2013–14 Charlotte Checkers AHL 5 0 4 0 220 19 0 5.18 .846
NHL totals 318 130 136 36 18,199 871 16 2.87 .902 10 2 7 554 24 1 2.60 .904

International Play[]

Rick made his international debut at the junior level for the United States at the 1999 IIHF World U18 Championships. He would then play in the two following World Junior Championships in 2000 and 2001, awarded in the former as the tournament's best goaltender and selected to the All-Star Team.

He made his full international debut soon after his WJC experience with the United States at the 2001 World Championships. He would go on to compete for Team USA in the 2004 World Cup of Hockey and the 2005 World Championships.

Along with former Islanders teammates Jason Blake and Mark Parrish, Rick was named to the United States national hockey team at the 2006 Winter Olympics in Turin, Italy, in February 2006.

He was the U.S.' number one goaltender for the tournament, starting four of the team's six games.
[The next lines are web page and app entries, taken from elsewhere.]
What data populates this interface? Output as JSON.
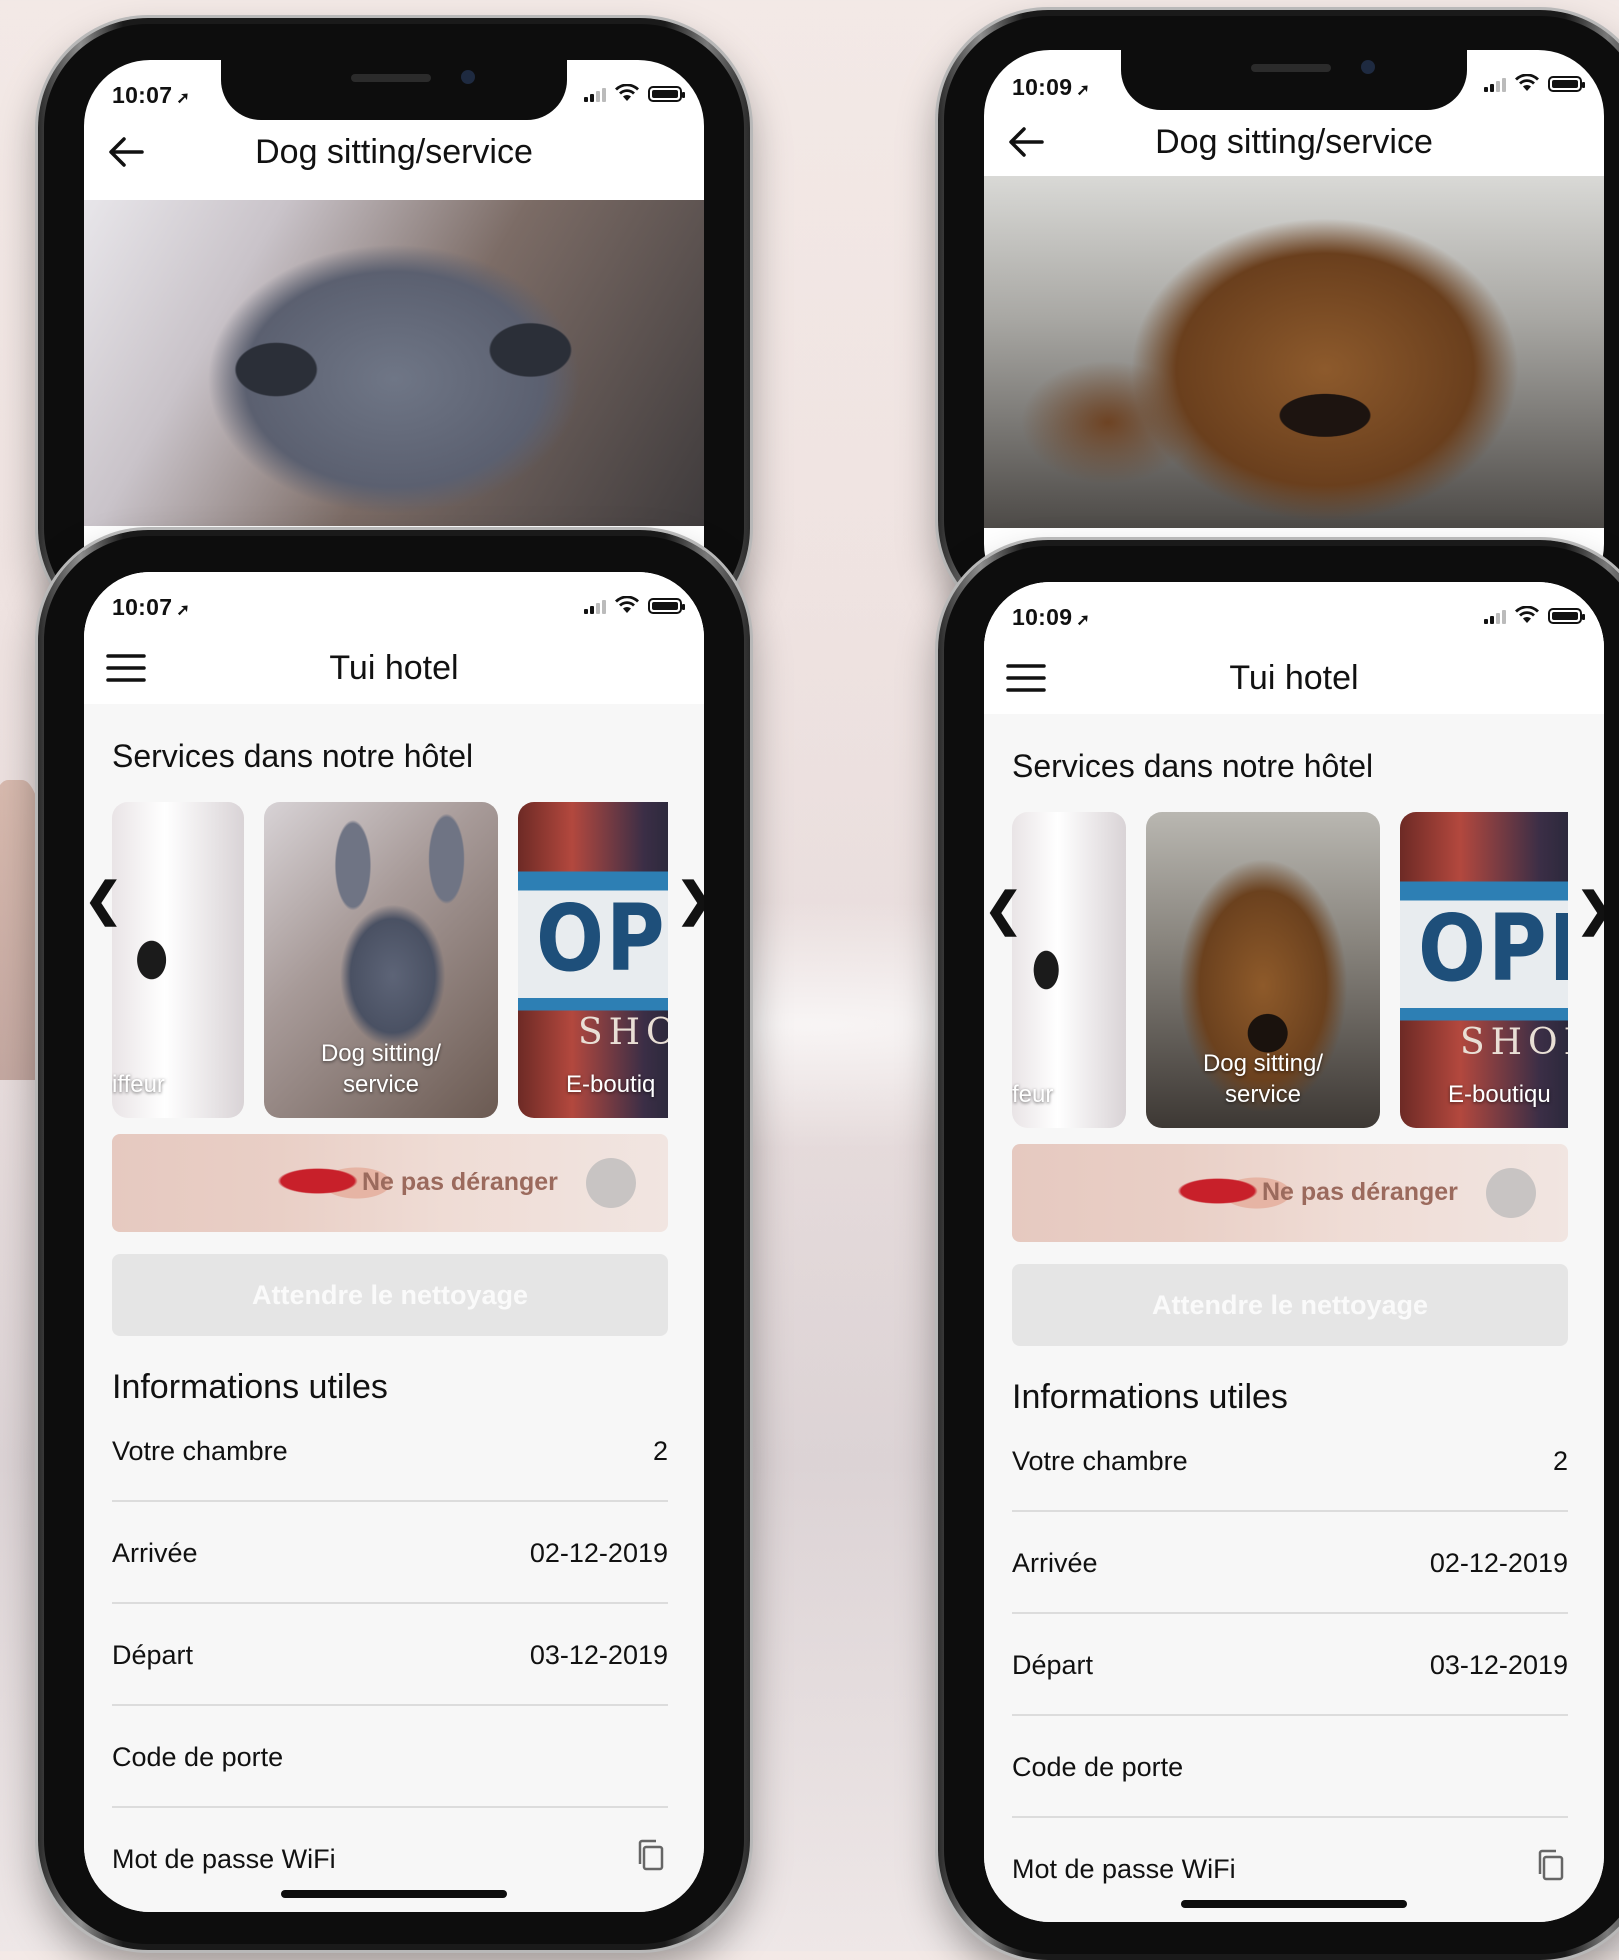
{
  "phones": {
    "left_back": {
      "time": "10:07",
      "title": "Dog sitting/service"
    },
    "left_front": {
      "time": "10:07",
      "title": "Tui hotel"
    },
    "right_back": {
      "time": "10:09",
      "title": "Dog sitting/service"
    },
    "right_front": {
      "time": "10:09",
      "title": "Tui hotel"
    }
  },
  "home": {
    "services_title": "Services dans notre hôtel",
    "cards": {
      "coiffeur": "iffeur",
      "coiffeur_right": "feur",
      "dog_line1": "Dog sitting/",
      "dog_line2": "service",
      "shop_left": "E-boutiq",
      "shop_right": "E-boutiqu"
    },
    "shop_sign_open": "OPE",
    "shop_sign_word": "SHOP",
    "carousel_prev": "❮",
    "carousel_next": "❯",
    "do_not_disturb": "Ne pas déranger",
    "wait_cleaning": "Attendre le nettoyage",
    "info_title": "Informations utiles",
    "info": {
      "room_label": "Votre chambre",
      "room_value": "2",
      "arrival_label": "Arrivée",
      "arrival_value": "02-12-2019",
      "departure_label": "Départ",
      "departure_value": "03-12-2019",
      "door_code_label": "Code de porte",
      "door_code_value": "",
      "wifi_label": "Mot de passe WiFi"
    }
  },
  "icons": {
    "back": "arrow-left-icon",
    "menu": "hamburger-menu-icon",
    "copy": "copy-icon",
    "location": "location-arrow-icon",
    "signal": "cellular-signal-icon",
    "wifi": "wifi-icon",
    "battery": "battery-icon"
  },
  "colors": {
    "page_bg": "#f7f7f7",
    "disabled_button": "#e5e5e5",
    "dnd_text": "#9b6a5d"
  }
}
He played well, sporting a 2.28 GAA, but went 1–3 in the men's tournament.

Post-Playing Career[]

After retiring from hockey, Rick turned to radio hosting and is currently a talk show host in New York City at ESPN 98.7.


Award Year
All-HE Rookie Team 2000
All-HE Second Team 2000
HE Rookie of the Year 2000
(New England) MVP 2000
All-Star Game 2002
All-Star Game 2008
WJC Best Goaltender 2000
WJC All-Star Team 2000